▶

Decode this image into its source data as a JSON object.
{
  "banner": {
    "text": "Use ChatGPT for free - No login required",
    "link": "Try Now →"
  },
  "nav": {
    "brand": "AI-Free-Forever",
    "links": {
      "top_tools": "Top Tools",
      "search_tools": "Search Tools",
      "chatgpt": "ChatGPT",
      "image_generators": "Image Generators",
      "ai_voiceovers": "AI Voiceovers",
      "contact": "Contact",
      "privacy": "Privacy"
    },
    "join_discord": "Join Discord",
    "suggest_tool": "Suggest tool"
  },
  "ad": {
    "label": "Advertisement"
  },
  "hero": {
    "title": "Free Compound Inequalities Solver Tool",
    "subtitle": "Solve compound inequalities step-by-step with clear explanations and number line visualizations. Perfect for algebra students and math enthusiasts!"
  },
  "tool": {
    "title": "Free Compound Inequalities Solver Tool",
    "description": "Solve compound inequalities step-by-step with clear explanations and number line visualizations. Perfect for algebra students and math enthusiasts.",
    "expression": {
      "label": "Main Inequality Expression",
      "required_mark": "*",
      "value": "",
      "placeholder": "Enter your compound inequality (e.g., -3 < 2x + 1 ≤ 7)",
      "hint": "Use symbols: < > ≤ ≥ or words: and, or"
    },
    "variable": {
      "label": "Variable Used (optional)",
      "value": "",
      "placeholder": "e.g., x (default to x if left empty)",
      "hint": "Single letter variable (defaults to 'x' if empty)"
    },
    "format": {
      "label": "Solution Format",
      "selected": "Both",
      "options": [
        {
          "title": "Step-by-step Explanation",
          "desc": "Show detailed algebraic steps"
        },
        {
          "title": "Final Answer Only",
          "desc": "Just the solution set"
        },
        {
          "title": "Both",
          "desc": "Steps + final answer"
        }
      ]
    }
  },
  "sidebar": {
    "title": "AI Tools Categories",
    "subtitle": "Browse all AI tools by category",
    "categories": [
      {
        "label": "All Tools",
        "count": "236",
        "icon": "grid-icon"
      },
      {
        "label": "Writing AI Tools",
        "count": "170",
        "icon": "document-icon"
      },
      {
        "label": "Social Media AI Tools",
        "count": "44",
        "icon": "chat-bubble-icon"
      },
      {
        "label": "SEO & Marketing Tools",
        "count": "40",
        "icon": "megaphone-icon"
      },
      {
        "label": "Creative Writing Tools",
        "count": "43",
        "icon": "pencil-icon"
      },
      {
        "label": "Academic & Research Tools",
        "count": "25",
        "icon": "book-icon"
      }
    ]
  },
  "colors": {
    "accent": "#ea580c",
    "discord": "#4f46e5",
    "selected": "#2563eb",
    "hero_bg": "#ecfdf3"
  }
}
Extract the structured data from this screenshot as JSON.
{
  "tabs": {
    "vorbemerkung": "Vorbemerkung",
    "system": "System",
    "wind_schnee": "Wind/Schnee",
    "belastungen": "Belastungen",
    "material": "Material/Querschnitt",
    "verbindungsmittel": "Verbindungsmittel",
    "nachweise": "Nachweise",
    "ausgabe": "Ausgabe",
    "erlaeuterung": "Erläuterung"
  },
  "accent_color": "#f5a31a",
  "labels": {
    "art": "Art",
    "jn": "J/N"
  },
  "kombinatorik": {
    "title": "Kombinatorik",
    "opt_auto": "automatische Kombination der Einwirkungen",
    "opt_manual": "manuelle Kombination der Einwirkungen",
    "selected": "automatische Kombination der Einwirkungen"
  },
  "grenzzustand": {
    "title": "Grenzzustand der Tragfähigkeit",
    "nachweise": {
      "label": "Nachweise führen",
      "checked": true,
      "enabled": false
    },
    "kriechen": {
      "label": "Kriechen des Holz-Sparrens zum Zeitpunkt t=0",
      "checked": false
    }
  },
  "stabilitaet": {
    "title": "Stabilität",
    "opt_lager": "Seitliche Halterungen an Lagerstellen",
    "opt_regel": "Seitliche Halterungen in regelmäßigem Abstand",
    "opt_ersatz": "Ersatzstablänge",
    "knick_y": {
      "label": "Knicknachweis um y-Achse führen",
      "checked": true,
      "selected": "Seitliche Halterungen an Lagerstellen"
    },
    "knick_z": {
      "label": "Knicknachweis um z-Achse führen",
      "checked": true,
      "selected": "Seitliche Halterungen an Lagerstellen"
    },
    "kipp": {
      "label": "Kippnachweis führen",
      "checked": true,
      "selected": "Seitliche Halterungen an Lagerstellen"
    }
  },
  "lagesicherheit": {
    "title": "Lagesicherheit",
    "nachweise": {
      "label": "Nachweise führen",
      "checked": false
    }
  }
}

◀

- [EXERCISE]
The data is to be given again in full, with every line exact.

- [FINAL ANSWER]
Decode this image into its source data as a JSON object.
{
  "banner": {
    "text": "Use ChatGPT for free - No login required",
    "link": "Try Now →"
  },
  "nav": {
    "brand": "AI-Free-Forever",
    "links": {
      "top_tools": "Top Tools",
      "search_tools": "Search Tools",
      "chatgpt": "ChatGPT",
      "image_generators": "Image Generators",
      "ai_voiceovers": "AI Voiceovers",
      "contact": "Contact",
      "privacy": "Privacy"
    },
    "join_discord": "Join Discord",
    "suggest_tool": "Suggest tool"
  },
  "ad": {
    "label": "Advertisement"
  },
  "hero": {
    "title": "Free Compound Inequalities Solver Tool",
    "subtitle": "Solve compound inequalities step-by-step with clear explanations and number line visualizations. Perfect for algebra students and math enthusiasts!"
  },
  "tool": {
    "title": "Free Compound Inequalities Solver Tool",
    "description": "Solve compound inequalities step-by-step with clear explanations and number line visualizations. Perfect for algebra students and math enthusiasts.",
    "expression": {
      "label": "Main Inequality Expression",
      "required_mark": "*",
      "value": "",
      "placeholder": "Enter your compound inequality (e.g., -3 < 2x + 1 ≤ 7)",
      "hint": "Use symbols: < > ≤ ≥ or words: and, or"
    },
    "variable": {
      "label": "Variable Used (optional)",
      "value": "",
      "placeholder": "e.g., x (default to x if left empty)",
      "hint": "Single letter variable (defaults to 'x' if empty)"
    },
    "format": {
      "label": "Solution Format",
      "selected": "Both",
      "options": [
        {
          "title": "Step-by-step Explanation",
          "desc": "Show detailed algebraic steps"
        },
        {
          "title": "Final Answer Only",
          "desc": "Just the solution set"
        },
        {
          "title": "Both",
          "desc": "Steps + final answer"
        }
      ]
    }
  },
  "sidebar": {
    "title": "AI Tools Categories",
    "subtitle": "Browse all AI tools by category",
    "categories": [
      {
        "label": "All Tools",
        "count": "236",
        "icon": "grid-icon"
      },
      {
        "label": "Writing AI Tools",
        "count": "170",
        "icon": "document-icon"
      },
      {
        "label": "Social Media AI Tools",
        "count": "44",
        "icon": "chat-bubble-icon"
      },
      {
        "label": "SEO & Marketing Tools",
        "count": "40",
        "icon": "megaphone-icon"
      },
      {
        "label": "Creative Writing Tools",
        "count": "43",
        "icon": "pencil-icon"
      },
      {
        "label": "Academic & Research Tools",
        "count": "25",
        "icon": "book-icon"
      }
    ]
  },
  "colors": {
    "accent": "#ea580c",
    "discord": "#4f46e5",
    "selected": "#2563eb",
    "hero_bg": "#ecfdf3"
  }
}
Extract the structured data from this screenshot as JSON.
{
  "tabs": {
    "vorbemerkung": "Vorbemerkung",
    "system": "System",
    "wind_schnee": "Wind/Schnee",
    "belastungen": "Belastungen",
    "material": "Material/Querschnitt",
    "verbindungsmittel": "Verbindungsmittel",
    "nachweise": "Nachweise",
    "ausgabe": "Ausgabe",
    "erlaeuterung": "Erläuterung"
  },
  "accent_color": "#f5a31a",
  "labels": {
    "art": "Art",
    "jn": "J/N"
  },
  "kombinatorik": {
    "title": "Kombinatorik",
    "opt_auto": "automatische Kombination der Einwirkungen",
    "opt_manual": "manuelle Kombination der Einwirkungen",
    "selected": "automatische Kombination der Einwirkungen"
  },
  "grenzzustand": {
    "title": "Grenzzustand der Tragfähigkeit",
    "nachweise": {
      "label": "Nachweise führen",
      "checked": true,
      "enabled": false
    },
    "kriechen": {
      "label": "Kriechen des Holz-Sparrens zum Zeitpunkt t=0",
      "checked": false
    }
  },
  "stabilitaet": {
    "title": "Stabilität",
    "opt_lager": "Seitliche Halterungen an Lagerstellen",
    "opt_regel": "Seitliche Halterungen in regelmäßigem Abstand",
    "opt_ersatz": "Ersatzstablänge",
    "knick_y": {
      "label": "Knicknachweis um y-Achse führen",
      "checked": true,
      "selected": "Seitliche Halterungen an Lagerstellen"
    },
    "knick_z": {
      "label": "Knicknachweis um z-Achse führen",
      "checked": true,
      "selected": "Seitliche Halterungen an Lagerstellen"
    },
    "kipp": {
      "label": "Kippnachweis führen",
      "checked": true,
      "selected": "Seitliche Halterungen an Lagerstellen"
    }
  },
  "lagesicherheit": {
    "title": "Lagesicherheit",
    "nachweise": {
      "label": "Nachweise führen",
      "checked": false
    }
  }
}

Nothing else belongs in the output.